Speaking of the battery, the microUSB charging port is located on the left side of the device along with the volume rocker button. The power and screen lock/unlock button and 3.5 mm headphone jack are on the top of the device.
The screen on the Charm is rather small and not the best in terms of resolution. The 2.8-inch screen has a resolution of 320 x 240, similar to what you would see on a featurephone. Because of this, text is pixelated and colors don't show up very well. Also, the small screen size limits the number of widgets and icons you can have on each home page, which does in a way restrict any customizing you want to do. It is a capacitive touchscreen and it performed very well in this regard.

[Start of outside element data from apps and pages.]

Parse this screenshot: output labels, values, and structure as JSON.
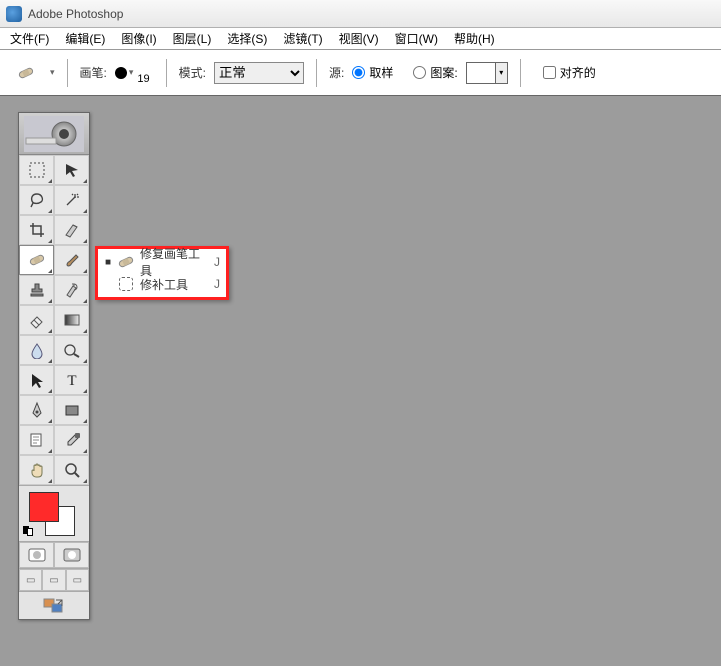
{
  "app": {
    "title": "Adobe Photoshop"
  },
  "menu": {
    "file": "文件(F)",
    "edit": "编辑(E)",
    "image": "图像(I)",
    "layer": "图层(L)",
    "select": "选择(S)",
    "filter": "滤镜(T)",
    "view": "视图(V)",
    "window": "窗口(W)",
    "help": "帮助(H)"
  },
  "options": {
    "brush_label": "画笔:",
    "brush_size": "19",
    "mode_label": "模式:",
    "mode_value": "正常",
    "source_label": "源:",
    "sample_label": "取样",
    "pattern_label": "图案:",
    "dropdown_arrow": "▾",
    "aligned_label": "对齐的"
  },
  "toolbox_header": "◯",
  "tools": [
    {
      "name": "marquee-tool",
      "icon": "marquee"
    },
    {
      "name": "move-tool",
      "icon": "move"
    },
    {
      "name": "lasso-tool",
      "icon": "lasso"
    },
    {
      "name": "wand-tool",
      "icon": "wand"
    },
    {
      "name": "crop-tool",
      "icon": "crop"
    },
    {
      "name": "slice-tool",
      "icon": "slice"
    },
    {
      "name": "healing-brush-tool",
      "icon": "bandaid",
      "selected": true
    },
    {
      "name": "brush-tool",
      "icon": "brush"
    },
    {
      "name": "stamp-tool",
      "icon": "stamp"
    },
    {
      "name": "history-brush-tool",
      "icon": "history"
    },
    {
      "name": "eraser-tool",
      "icon": "eraser"
    },
    {
      "name": "gradient-tool",
      "icon": "gradient"
    },
    {
      "name": "blur-tool",
      "icon": "blur"
    },
    {
      "name": "dodge-tool",
      "icon": "dodge"
    },
    {
      "name": "path-select-tool",
      "icon": "arrow"
    },
    {
      "name": "type-tool",
      "icon": "type"
    },
    {
      "name": "pen-tool",
      "icon": "pen"
    },
    {
      "name": "shape-tool",
      "icon": "rect"
    },
    {
      "name": "notes-tool",
      "icon": "note"
    },
    {
      "name": "eyedropper-tool",
      "icon": "eyedrop"
    },
    {
      "name": "hand-tool",
      "icon": "hand"
    },
    {
      "name": "zoom-tool",
      "icon": "zoom"
    }
  ],
  "colors": {
    "fg": "#ff2a2a",
    "bg": "#ffffff"
  },
  "flyout": {
    "items": [
      {
        "label": "修复画笔工具",
        "shortcut": "J",
        "active": true,
        "icon": "bandaid"
      },
      {
        "label": "修补工具",
        "shortcut": "J",
        "active": false,
        "icon": "patch"
      }
    ]
  }
}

Pinching and zooming was quick and I had no problems scrolling or swiping through pages.
Android 2.1 is a welcome feature, though you wouldn't notice much of it under Blur's intense coverage. Blur comes with several custom widgets, not only for social networking, but also for weather and other tasks. I've never found them to be the most visually appealing, but as was said in the outset, if social networking is what you do, then Blur will help you stay on top of it. However, despite all of these features, I would still recommend downloading a dedicated app for each service you use. (Sometimes a widget just doesn't cut it.) Blur may not seem so overwhelming if it were on a bigger screen, but having all of those features and widgets scrunched onto the Charm's tiny screen - I started to feel claustrophobic, is what I'm saying.
The physical keyboard is probably one of the best I've used. It's as simple as that. The keys have just enough grip to them and are raised enough so that typing is a breeze. Within seconds, I was quickly typing out messages without any problems. You're also given four navigational arrows as well as shortcuts for messages, camera, and search. The Charm also comes with Motorola's custom virtual keyboard. I don't see why anyone would use this, but it's there and it functions fairly decently.

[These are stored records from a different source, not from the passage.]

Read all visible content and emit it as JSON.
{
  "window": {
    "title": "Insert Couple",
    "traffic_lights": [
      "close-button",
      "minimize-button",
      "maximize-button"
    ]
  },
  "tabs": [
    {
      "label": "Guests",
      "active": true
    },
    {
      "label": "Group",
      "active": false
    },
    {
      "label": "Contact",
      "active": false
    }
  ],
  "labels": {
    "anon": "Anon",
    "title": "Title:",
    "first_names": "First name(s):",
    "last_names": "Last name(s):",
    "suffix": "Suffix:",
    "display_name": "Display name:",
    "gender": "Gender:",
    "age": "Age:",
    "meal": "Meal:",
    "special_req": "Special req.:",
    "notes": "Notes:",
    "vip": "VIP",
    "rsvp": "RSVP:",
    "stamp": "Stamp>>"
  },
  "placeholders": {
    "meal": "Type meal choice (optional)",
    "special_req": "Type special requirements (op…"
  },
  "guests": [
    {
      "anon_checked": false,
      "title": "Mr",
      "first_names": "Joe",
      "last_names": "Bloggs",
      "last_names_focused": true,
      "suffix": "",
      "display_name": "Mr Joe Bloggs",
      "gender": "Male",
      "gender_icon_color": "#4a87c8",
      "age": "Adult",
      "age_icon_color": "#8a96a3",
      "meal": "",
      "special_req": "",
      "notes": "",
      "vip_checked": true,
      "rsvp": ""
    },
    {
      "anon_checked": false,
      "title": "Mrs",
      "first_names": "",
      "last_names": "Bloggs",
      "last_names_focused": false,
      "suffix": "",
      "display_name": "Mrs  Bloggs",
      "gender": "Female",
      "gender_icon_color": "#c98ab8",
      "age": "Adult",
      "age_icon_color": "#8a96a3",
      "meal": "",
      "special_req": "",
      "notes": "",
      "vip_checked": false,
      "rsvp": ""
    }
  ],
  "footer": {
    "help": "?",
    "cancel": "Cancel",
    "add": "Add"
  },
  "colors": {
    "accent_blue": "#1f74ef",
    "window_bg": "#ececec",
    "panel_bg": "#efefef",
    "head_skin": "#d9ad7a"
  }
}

I was not very impressed with the Charm's camera. It is a 3 megapixel fixed focus camera with digital zoom. I wasn't impressed by the specs, but I decided to give it a fair shot and see what it gave me. Well, it didn't give me much. Close-up shots were blurry, certain colors came out with a sort of metallic hue to them, and I was overall disappointed by the camera performance. A few pictures came out okay, but these were just standard, far away shots of simple items - shots that didn't require a lot of work on the camera's part. I feel that a camera and pictures are just as important to social networking as a good keyboard is. Because of this, I felt that the camera on the Charm is inadequate.

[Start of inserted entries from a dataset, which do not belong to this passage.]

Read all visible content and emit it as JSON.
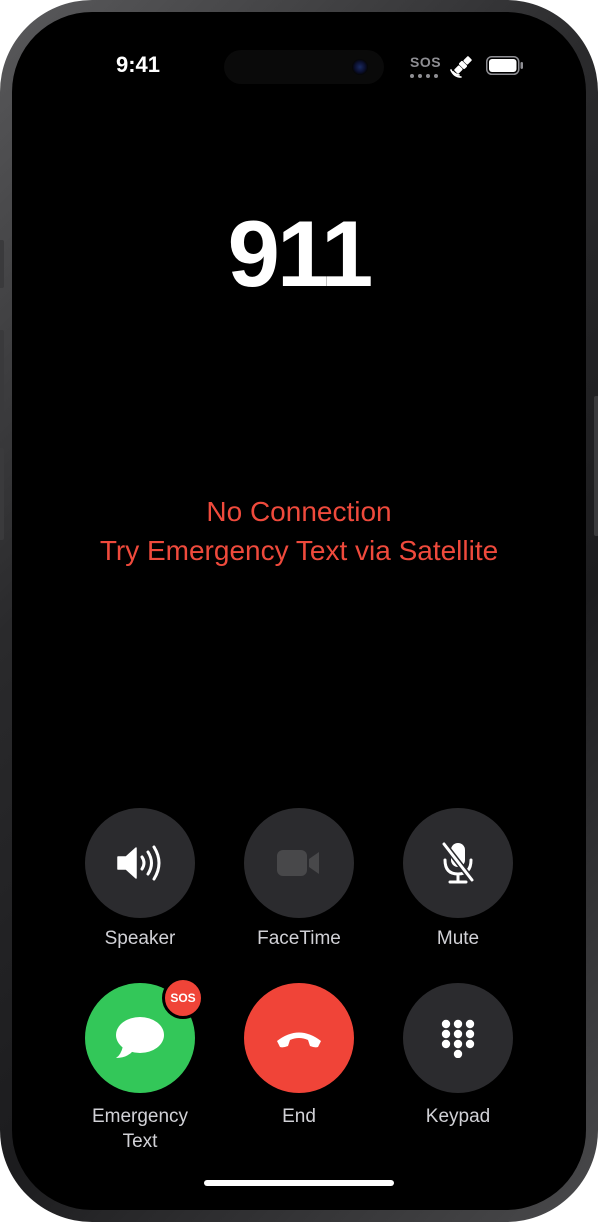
{
  "status_bar": {
    "time": "9:41",
    "sos_label": "SOS",
    "satellite_icon": "satellite-icon",
    "battery_icon": "battery-icon"
  },
  "call": {
    "number": "911",
    "status_line_1": "No Connection",
    "status_line_2": "Try Emergency Text via Satellite"
  },
  "controls": {
    "speaker": {
      "label": "Speaker",
      "icon": "speaker-icon",
      "enabled": true
    },
    "facetime": {
      "label": "FaceTime",
      "icon": "video-camera-icon",
      "enabled": false
    },
    "mute": {
      "label": "Mute",
      "icon": "microphone-slash-icon",
      "enabled": true
    },
    "emergency_text": {
      "label_line_1": "Emergency",
      "label_line_2": "Text",
      "icon": "message-bubble-icon",
      "badge": "SOS"
    },
    "end": {
      "label": "End",
      "icon": "phone-down-icon"
    },
    "keypad": {
      "label": "Keypad",
      "icon": "keypad-grid-icon"
    }
  },
  "colors": {
    "status_red": "#ef4a3c",
    "messages_green": "#33c759",
    "end_red": "#f04438",
    "button_gray": "#2b2b2e"
  }
}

Battery life on the Charm is about what you would expect from a smartphone these days. It lasted a little over one day with a full charge. Using the extended battery gave me over two days of use, which is much better. Call quality on the Charm was also great. I didn't suffer from any dropped calls and I could hear the caller just fine and they could hear me. Since the Charm has such a small screen, I wouldn't recommend doing much web browsing with it. It's doable, and the 600 mHz processor, along with WIFI capabilities, does it's job just fine, but it may get frustrating having zoom in and out and scroll around through a page just to read something.
After using the Charm for a week, I realized that it would make a perfect messaging phone. As a smartphone, it doesn't quite handle everything that a smartphone should, but it has the specs and the capabilities to be a great messaging phone. You can take that as a positive or a negative. If you have the money to spend an extra 30 or so dollars per month on a smartphone and mostly just do messaging, then you'll be fine with the Charm. If not, I would recommend just sticking with a messaging phone or picking one of other T-Mobile's offerings in the smartphone department.